_Exercise:_ Write every record out again exactly as given.

-------- Stored data

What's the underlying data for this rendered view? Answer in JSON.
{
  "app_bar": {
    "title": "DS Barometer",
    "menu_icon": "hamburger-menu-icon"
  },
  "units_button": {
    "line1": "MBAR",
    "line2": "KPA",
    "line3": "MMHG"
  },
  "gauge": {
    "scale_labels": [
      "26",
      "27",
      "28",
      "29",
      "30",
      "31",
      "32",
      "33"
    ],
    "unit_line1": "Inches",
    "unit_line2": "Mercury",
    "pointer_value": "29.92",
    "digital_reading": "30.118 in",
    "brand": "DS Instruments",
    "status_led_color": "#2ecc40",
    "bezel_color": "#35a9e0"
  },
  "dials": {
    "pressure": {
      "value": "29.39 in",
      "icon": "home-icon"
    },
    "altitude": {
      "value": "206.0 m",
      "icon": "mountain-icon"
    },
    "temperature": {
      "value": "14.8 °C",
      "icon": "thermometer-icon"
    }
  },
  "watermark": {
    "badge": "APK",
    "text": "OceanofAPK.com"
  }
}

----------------

_Response to the task:_
What's the underlying data for this rendered view? Answer in JSON.
{
  "app_bar": {
    "title": "DS Barometer",
    "menu_icon": "hamburger-menu-icon"
  },
  "units_button": {
    "line1": "MBAR",
    "line2": "KPA",
    "line3": "MMHG"
  },
  "gauge": {
    "scale_labels": [
      "26",
      "27",
      "28",
      "29",
      "30",
      "31",
      "32",
      "33"
    ],
    "unit_line1": "Inches",
    "unit_line2": "Mercury",
    "pointer_value": "29.92",
    "digital_reading": "30.118 in",
    "brand": "DS Instruments",
    "status_led_color": "#2ecc40",
    "bezel_color": "#35a9e0"
  },
  "dials": {
    "pressure": {
      "value": "29.39 in",
      "icon": "home-icon"
    },
    "altitude": {
      "value": "206.0 m",
      "icon": "mountain-icon"
    },
    "temperature": {
      "value": "14.8 °C",
      "icon": "thermometer-icon"
    }
  },
  "watermark": {
    "badge": "APK",
    "text": "OceanofAPK.com"
  }
}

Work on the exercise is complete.